Today the hanbok is still sometimes worn during formal occasions. The everyday use of the dress, however, has been lost, with a few exceptions such as at Chunghakdong, a famous anachronistic village.
Both males and females wore their hair in a long pigtail until they were married, at which time the hair was knotted-the man’s in a topknot sangtu on the top of the head and the woman’s in a ball just above the nape of the neck. A long pin, or binyeo, was thrust through the knotted hair of the woman as both a fastener and a decoration. The material and length of the binyeo varied according to the wearer’s class and status. Men wore a gat, which also varied according to class and status. Women wore a jokduri on their wedding day, and wore an ayam for protection from the cold.
What did their writing look like?
Korean (한국어/조선말, see below) is the official language of both North and South Korea. The language is also one of the two official languages (the other is Standard Mandarin) in neighbouring Yanbian, China. Worldwide, there are around 80 million Korean speakers, including large groups in the former Soviet Union, China, Australia, New Zealand, the United States, Canada, Brazil, Japan, and more recently, South Africa and the Philippines.
The genealogical classification of Korean is debated. Many linguists place it in the Altaic language family; some others consider it to be a language isolate. Korean is agglutinative in its morphology and SOV in its syntax. This article is mainly about the spoken Korean language. See Hangul for details on the native Korean writing system.
What did they believe?
In old times Korea was heavily influenced by Buddhism. Now, like most other countries, Korea has practitioners of several religions. A 2005 survey showed people with no affiliation at 46%, Christian 26%, Buddhist 26%, Confucianist 1%, other 1%.
Are some of them famous even today?
Ban Ki-moon ,born 13 June 1944 in Eumseong, North Chungcheong, Korea) is a South Korean former politician,
who will succeed Kofi Annan as the Secretary-General of the United Nations on 1 January 2007. Ban was the Foreign Minister of the Republic of Korea (South Korea) from January 2004 to 1 November 2006. On 13 October 2006, he was elected to be the eighth Secretary-General by the United Nations General Assembly; he was sworn in on 14 December 2006.

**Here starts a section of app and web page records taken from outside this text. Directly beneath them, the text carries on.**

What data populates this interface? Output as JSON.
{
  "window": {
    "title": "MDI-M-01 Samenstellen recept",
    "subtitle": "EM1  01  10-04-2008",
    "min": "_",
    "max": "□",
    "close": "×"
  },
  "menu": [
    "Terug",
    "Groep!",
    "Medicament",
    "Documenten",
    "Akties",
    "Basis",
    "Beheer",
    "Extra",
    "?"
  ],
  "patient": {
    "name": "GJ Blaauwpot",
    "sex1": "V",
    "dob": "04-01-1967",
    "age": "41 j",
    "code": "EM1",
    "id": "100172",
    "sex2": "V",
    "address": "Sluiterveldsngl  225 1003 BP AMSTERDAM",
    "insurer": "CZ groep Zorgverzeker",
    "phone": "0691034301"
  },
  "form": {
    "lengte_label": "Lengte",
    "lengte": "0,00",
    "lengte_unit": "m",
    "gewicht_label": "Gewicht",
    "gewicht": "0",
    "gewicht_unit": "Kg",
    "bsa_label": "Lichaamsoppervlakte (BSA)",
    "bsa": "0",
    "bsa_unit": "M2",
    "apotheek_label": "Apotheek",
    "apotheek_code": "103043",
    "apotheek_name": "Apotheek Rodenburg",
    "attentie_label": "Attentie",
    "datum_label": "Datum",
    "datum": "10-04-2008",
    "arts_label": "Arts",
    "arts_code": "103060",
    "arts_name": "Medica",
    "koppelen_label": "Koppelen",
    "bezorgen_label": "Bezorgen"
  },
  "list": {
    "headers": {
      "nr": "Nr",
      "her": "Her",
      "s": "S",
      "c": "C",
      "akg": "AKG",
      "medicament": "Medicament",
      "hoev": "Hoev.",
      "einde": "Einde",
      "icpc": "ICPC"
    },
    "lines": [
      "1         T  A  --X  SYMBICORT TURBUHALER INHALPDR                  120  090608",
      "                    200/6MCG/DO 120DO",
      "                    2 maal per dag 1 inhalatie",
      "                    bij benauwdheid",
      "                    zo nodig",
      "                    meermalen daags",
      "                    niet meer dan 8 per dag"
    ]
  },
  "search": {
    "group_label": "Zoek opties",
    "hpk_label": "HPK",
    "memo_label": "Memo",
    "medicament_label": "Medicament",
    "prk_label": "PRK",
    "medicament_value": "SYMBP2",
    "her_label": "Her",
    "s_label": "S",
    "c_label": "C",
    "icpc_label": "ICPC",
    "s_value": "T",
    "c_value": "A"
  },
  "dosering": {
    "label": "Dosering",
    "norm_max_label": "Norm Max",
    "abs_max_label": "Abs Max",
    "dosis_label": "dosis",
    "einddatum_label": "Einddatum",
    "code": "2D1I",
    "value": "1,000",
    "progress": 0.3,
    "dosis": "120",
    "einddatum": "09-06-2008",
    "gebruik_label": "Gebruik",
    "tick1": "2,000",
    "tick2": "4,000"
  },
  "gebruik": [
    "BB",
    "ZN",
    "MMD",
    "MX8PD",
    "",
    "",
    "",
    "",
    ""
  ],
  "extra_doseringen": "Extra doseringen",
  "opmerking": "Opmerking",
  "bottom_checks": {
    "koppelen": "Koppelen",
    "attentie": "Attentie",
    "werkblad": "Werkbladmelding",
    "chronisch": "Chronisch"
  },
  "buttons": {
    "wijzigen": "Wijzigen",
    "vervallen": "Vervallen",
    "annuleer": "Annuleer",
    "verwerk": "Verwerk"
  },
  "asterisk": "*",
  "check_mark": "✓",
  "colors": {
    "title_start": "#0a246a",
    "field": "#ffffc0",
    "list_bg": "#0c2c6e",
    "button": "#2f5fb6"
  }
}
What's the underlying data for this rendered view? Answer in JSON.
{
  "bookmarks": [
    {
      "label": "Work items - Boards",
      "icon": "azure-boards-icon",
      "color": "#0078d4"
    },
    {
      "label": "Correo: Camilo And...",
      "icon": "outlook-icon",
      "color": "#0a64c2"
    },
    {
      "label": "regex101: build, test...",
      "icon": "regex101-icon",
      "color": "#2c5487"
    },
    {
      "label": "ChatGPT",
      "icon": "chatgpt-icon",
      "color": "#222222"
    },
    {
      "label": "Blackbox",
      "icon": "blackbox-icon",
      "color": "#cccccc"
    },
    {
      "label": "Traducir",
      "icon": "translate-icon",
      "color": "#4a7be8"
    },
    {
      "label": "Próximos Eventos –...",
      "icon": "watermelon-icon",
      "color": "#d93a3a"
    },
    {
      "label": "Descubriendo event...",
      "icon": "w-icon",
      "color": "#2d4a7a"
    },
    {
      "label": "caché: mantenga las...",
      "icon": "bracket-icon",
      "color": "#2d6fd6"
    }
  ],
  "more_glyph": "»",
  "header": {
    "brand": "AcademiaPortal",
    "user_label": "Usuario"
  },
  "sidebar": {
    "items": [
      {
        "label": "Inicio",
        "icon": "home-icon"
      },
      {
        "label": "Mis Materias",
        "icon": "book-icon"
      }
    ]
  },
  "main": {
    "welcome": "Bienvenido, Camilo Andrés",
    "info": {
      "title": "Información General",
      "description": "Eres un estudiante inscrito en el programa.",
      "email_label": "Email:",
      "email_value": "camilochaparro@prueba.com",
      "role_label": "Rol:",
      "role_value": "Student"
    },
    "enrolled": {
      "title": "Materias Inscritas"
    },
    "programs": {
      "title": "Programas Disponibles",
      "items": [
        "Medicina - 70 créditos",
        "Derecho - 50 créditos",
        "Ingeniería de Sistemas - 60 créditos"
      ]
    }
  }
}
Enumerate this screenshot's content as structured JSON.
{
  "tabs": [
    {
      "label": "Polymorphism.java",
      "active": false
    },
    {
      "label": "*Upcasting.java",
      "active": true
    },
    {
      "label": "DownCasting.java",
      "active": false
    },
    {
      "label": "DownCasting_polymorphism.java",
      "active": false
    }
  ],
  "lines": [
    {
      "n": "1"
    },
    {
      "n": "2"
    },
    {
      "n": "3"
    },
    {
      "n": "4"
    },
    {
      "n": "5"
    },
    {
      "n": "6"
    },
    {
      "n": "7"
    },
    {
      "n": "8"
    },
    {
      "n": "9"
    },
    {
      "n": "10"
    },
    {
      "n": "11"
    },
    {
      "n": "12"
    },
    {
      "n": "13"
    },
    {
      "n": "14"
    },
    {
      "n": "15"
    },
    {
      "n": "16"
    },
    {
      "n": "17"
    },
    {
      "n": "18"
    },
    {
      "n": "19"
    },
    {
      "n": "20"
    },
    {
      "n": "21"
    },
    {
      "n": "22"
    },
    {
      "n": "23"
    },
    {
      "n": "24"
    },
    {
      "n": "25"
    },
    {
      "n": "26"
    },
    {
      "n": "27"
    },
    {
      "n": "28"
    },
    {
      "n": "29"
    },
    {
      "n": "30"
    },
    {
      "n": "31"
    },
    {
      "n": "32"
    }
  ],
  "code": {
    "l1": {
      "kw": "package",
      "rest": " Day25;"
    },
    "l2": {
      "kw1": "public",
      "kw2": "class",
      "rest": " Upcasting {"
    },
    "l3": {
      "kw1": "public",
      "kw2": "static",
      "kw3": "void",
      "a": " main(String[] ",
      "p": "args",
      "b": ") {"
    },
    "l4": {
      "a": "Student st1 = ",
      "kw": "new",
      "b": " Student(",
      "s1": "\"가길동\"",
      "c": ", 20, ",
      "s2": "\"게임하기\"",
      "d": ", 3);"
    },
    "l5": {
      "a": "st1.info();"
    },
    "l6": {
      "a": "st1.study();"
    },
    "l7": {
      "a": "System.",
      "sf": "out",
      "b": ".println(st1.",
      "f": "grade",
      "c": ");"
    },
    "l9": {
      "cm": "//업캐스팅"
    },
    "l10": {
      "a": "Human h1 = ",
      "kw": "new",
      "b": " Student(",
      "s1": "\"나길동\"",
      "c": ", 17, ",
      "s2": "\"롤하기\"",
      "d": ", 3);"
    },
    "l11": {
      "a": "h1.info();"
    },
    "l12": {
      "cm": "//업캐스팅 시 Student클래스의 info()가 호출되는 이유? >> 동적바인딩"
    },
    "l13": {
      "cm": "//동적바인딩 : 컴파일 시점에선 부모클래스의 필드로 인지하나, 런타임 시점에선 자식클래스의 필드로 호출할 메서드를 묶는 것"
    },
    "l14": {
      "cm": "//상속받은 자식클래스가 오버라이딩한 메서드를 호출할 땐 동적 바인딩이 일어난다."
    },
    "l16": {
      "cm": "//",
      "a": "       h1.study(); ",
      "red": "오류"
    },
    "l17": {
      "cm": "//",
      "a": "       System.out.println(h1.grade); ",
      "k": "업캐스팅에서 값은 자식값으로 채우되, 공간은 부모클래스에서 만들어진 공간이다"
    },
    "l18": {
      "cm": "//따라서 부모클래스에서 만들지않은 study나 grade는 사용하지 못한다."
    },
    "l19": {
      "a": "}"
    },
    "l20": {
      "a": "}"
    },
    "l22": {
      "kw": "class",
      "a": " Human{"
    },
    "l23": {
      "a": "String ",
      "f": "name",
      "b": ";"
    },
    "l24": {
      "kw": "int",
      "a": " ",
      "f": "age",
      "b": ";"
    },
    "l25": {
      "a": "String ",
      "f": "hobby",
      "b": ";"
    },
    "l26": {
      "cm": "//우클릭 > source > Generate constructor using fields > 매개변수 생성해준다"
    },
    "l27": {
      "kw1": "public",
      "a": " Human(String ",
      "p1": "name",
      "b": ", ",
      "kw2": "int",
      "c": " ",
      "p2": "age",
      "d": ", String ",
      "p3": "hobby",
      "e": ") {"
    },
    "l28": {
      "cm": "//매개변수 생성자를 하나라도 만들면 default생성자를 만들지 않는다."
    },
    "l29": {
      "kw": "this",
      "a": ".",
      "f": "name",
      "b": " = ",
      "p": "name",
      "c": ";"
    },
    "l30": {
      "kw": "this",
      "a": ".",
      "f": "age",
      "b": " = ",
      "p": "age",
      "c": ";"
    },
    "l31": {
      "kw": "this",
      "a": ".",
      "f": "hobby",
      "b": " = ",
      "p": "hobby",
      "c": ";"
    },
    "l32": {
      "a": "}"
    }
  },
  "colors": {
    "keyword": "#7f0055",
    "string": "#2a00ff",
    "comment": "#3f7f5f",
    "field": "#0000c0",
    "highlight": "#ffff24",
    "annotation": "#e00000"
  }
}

Kim Dae-jung (born 6 January 1926) is a former South Korean president and the 2000 Nobel Peace Prize recipient, the first winner of a Nobel to hail from Korea . A Roman Catholic since 1957, he has been called the "Nelson Mandela" of Asia  and was a symbol of democratic opposition to the dictatorial government. Kim Dae Jung was the President (succeeding Kim Young-sam) from 1998 to 2003. He was born in Haui-do, South Jeolla Province, an island off the South Korean Coast.
Win The Nobel Peace Prize 2000 "for his work for democracy and human rights in South Korea and in East Asia in general, and for peace and reconciliation with North Korea in particular"
What is left of them today?
A civil war, known as the Korean War (1950-1953,) left Korea separated into two states. North Korea (Democratic People's Republic of Korea) is despite its name a communist state, while South Korea (Republic of Korea) became a capitalist liberal democracy and has now become one of the largest economies in the world.